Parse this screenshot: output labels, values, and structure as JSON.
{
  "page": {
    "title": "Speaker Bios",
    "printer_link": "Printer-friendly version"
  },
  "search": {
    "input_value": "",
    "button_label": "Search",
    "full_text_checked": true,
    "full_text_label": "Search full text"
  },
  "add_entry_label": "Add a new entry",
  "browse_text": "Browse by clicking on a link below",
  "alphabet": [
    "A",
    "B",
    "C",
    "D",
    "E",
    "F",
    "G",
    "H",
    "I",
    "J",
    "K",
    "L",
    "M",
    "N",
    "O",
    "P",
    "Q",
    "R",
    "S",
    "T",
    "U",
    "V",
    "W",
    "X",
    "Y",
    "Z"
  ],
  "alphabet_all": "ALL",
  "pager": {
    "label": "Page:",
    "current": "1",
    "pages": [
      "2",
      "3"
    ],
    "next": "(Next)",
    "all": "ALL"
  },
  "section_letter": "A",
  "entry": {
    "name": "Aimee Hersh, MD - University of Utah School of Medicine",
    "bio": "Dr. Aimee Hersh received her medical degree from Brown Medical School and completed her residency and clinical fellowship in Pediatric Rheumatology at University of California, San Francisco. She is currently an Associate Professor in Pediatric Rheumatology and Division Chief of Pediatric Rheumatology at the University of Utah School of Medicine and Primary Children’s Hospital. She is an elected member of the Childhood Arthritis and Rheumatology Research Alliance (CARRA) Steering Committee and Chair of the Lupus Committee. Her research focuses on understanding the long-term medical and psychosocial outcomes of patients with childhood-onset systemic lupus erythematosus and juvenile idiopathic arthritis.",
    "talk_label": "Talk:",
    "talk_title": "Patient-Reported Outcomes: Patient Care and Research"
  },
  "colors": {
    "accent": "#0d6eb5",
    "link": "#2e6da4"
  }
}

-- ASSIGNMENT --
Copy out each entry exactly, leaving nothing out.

-- ANSWER --
Parse this screenshot: output labels, values, and structure as JSON.
{
  "page": {
    "title": "Speaker Bios",
    "printer_link": "Printer-friendly version"
  },
  "search": {
    "input_value": "",
    "button_label": "Search",
    "full_text_checked": true,
    "full_text_label": "Search full text"
  },
  "add_entry_label": "Add a new entry",
  "browse_text": "Browse by clicking on a link below",
  "alphabet": [
    "A",
    "B",
    "C",
    "D",
    "E",
    "F",
    "G",
    "H",
    "I",
    "J",
    "K",
    "L",
    "M",
    "N",
    "O",
    "P",
    "Q",
    "R",
    "S",
    "T",
    "U",
    "V",
    "W",
    "X",
    "Y",
    "Z"
  ],
  "alphabet_all": "ALL",
  "pager": {
    "label": "Page:",
    "current": "1",
    "pages": [
      "2",
      "3"
    ],
    "next": "(Next)",
    "all": "ALL"
  },
  "section_letter": "A",
  "entry": {
    "name": "Aimee Hersh, MD - University of Utah School of Medicine",
    "bio": "Dr. Aimee Hersh received her medical degree from Brown Medical School and completed her residency and clinical fellowship in Pediatric Rheumatology at University of California, San Francisco. She is currently an Associate Professor in Pediatric Rheumatology and Division Chief of Pediatric Rheumatology at the University of Utah School of Medicine and Primary Children’s Hospital. She is an elected member of the Childhood Arthritis and Rheumatology Research Alliance (CARRA) Steering Committee and Chair of the Lupus Committee. Her research focuses on understanding the long-term medical and psychosocial outcomes of patients with childhood-onset systemic lupus erythematosus and juvenile idiopathic arthritis.",
    "talk_label": "Talk:",
    "talk_title": "Patient-Reported Outcomes: Patient Care and Research"
  },
  "colors": {
    "accent": "#0d6eb5",
    "link": "#2e6da4"
  }
}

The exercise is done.